**Material for this task**
◇ ◇ ◇ ◇

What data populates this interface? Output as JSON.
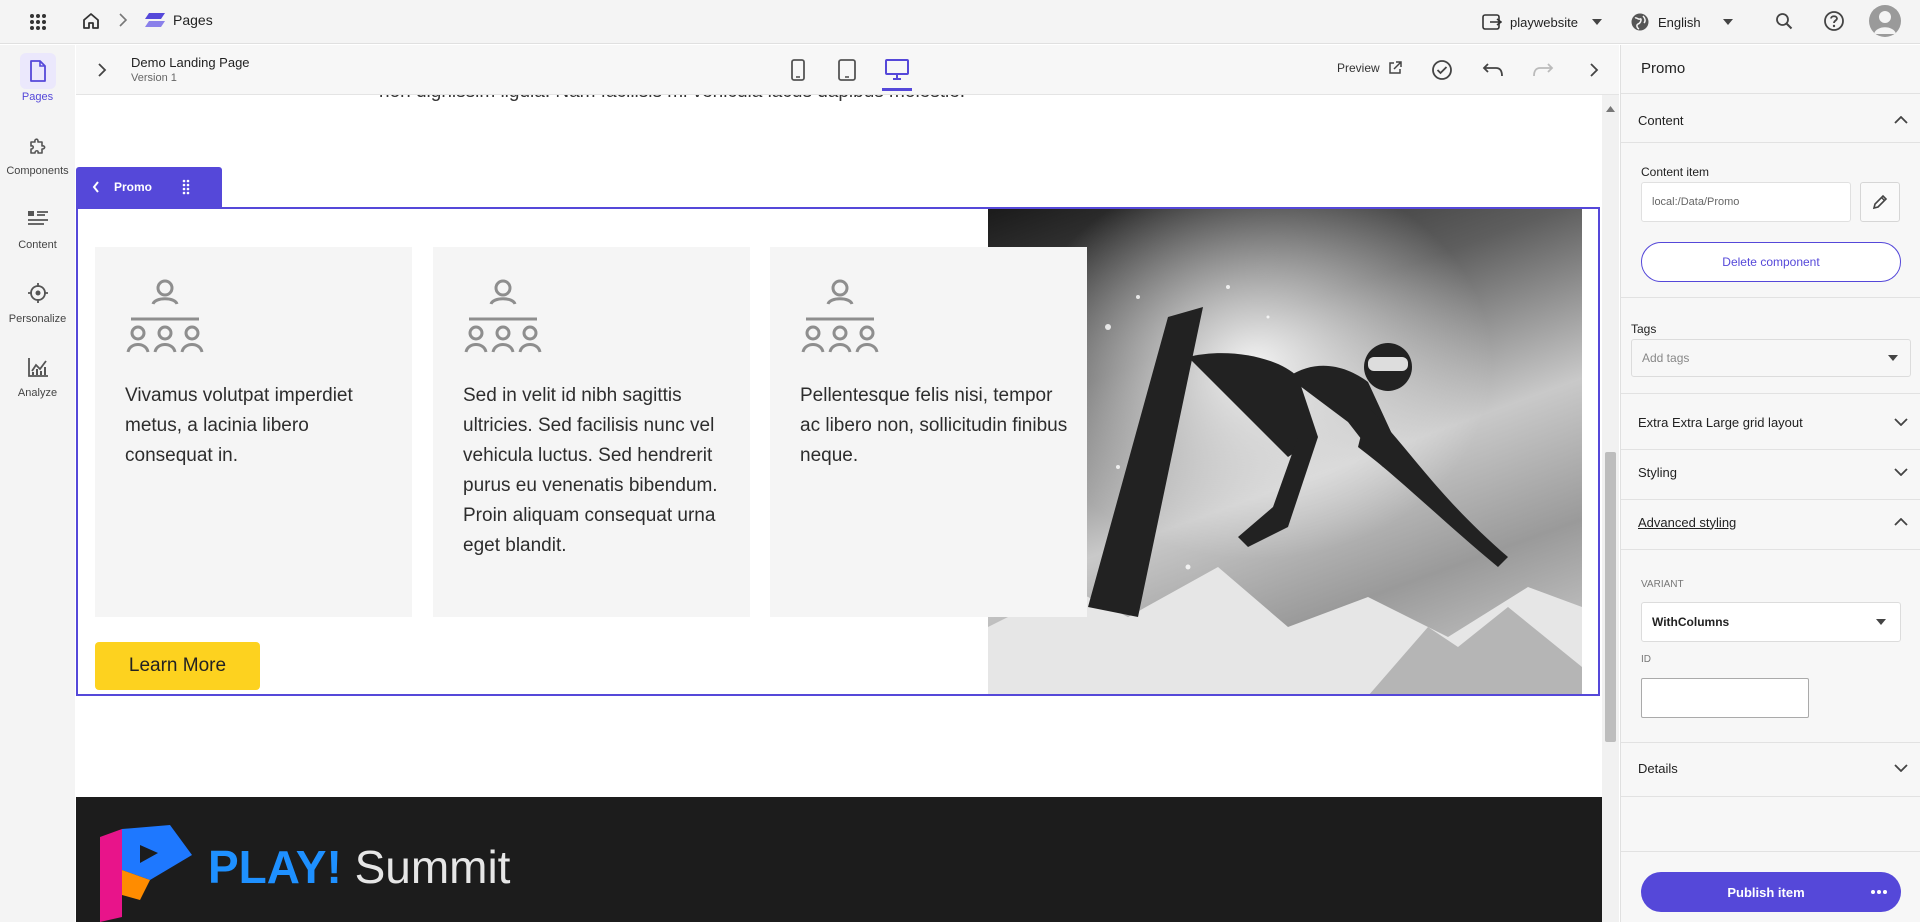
{
  "topbar": {
    "breadcrumb_app": "Pages",
    "site_name": "playwebsite",
    "language": "English"
  },
  "leftnav": {
    "items": [
      {
        "label": "Pages",
        "icon": "page-icon",
        "active": true
      },
      {
        "label": "Components",
        "icon": "puzzle-icon"
      },
      {
        "label": "Content",
        "icon": "content-list-icon"
      },
      {
        "label": "Personalize",
        "icon": "target-icon"
      },
      {
        "label": "Analyze",
        "icon": "analytics-icon"
      }
    ]
  },
  "editor": {
    "page_name": "Demo Landing Page",
    "version": "Version 1",
    "preview_label": "Preview",
    "active_device": "desktop"
  },
  "canvas": {
    "top_text": "non dignissim ligula. Nam facilisis mi vehicula lacus dapibus molestie.",
    "component_tab": "Promo",
    "cards": [
      {
        "text": "Vivamus volutpat imperdiet metus, a lacinia libero consequat in."
      },
      {
        "text": "Sed in velit id nibh sagittis ultricies. Sed facilisis nunc vel vehicula luctus. Sed hendrerit purus eu venenatis bibendum. Proin aliquam consequat urna eget blandit."
      },
      {
        "text": "Pellentesque felis nisi, tempor ac libero non, sollicitudin finibus neque."
      }
    ],
    "cta_label": "Learn More",
    "footer_brand_bold": "PLAY!",
    "footer_brand_light": "Summit"
  },
  "rightpanel": {
    "title": "Promo",
    "content_section": "Content",
    "content_item_label": "Content item",
    "content_item_value": "local:/Data/Promo",
    "delete_label": "Delete component",
    "tags_label": "Tags",
    "tags_placeholder": "Add tags",
    "grid_section": "Extra Extra Large grid layout",
    "styling_section": "Styling",
    "advanced_section": "Advanced styling",
    "variant_label": "VARIANT",
    "variant_value": "WithColumns",
    "id_label": "ID",
    "id_value": "",
    "details_section": "Details",
    "publish_label": "Publish item"
  },
  "colors": {
    "accent": "#5548d9",
    "cta": "#fdd21f",
    "footer_bg": "#1c1c1c",
    "brand_blue": "#1e90ff"
  }
}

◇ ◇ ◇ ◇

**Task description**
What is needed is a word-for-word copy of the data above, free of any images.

**Task solution**
What data populates this interface? Output as JSON.
{
  "topbar": {
    "breadcrumb_app": "Pages",
    "site_name": "playwebsite",
    "language": "English"
  },
  "leftnav": {
    "items": [
      {
        "label": "Pages",
        "icon": "page-icon",
        "active": true
      },
      {
        "label": "Components",
        "icon": "puzzle-icon"
      },
      {
        "label": "Content",
        "icon": "content-list-icon"
      },
      {
        "label": "Personalize",
        "icon": "target-icon"
      },
      {
        "label": "Analyze",
        "icon": "analytics-icon"
      }
    ]
  },
  "editor": {
    "page_name": "Demo Landing Page",
    "version": "Version 1",
    "preview_label": "Preview",
    "active_device": "desktop"
  },
  "canvas": {
    "top_text": "non dignissim ligula. Nam facilisis mi vehicula lacus dapibus molestie.",
    "component_tab": "Promo",
    "cards": [
      {
        "text": "Vivamus volutpat imperdiet metus, a lacinia libero consequat in."
      },
      {
        "text": "Sed in velit id nibh sagittis ultricies. Sed facilisis nunc vel vehicula luctus. Sed hendrerit purus eu venenatis bibendum. Proin aliquam consequat urna eget blandit."
      },
      {
        "text": "Pellentesque felis nisi, tempor ac libero non, sollicitudin finibus neque."
      }
    ],
    "cta_label": "Learn More",
    "footer_brand_bold": "PLAY!",
    "footer_brand_light": "Summit"
  },
  "rightpanel": {
    "title": "Promo",
    "content_section": "Content",
    "content_item_label": "Content item",
    "content_item_value": "local:/Data/Promo",
    "delete_label": "Delete component",
    "tags_label": "Tags",
    "tags_placeholder": "Add tags",
    "grid_section": "Extra Extra Large grid layout",
    "styling_section": "Styling",
    "advanced_section": "Advanced styling",
    "variant_label": "VARIANT",
    "variant_value": "WithColumns",
    "id_label": "ID",
    "id_value": "",
    "details_section": "Details",
    "publish_label": "Publish item"
  },
  "colors": {
    "accent": "#5548d9",
    "cta": "#fdd21f",
    "footer_bg": "#1c1c1c",
    "brand_blue": "#1e90ff"
  }
}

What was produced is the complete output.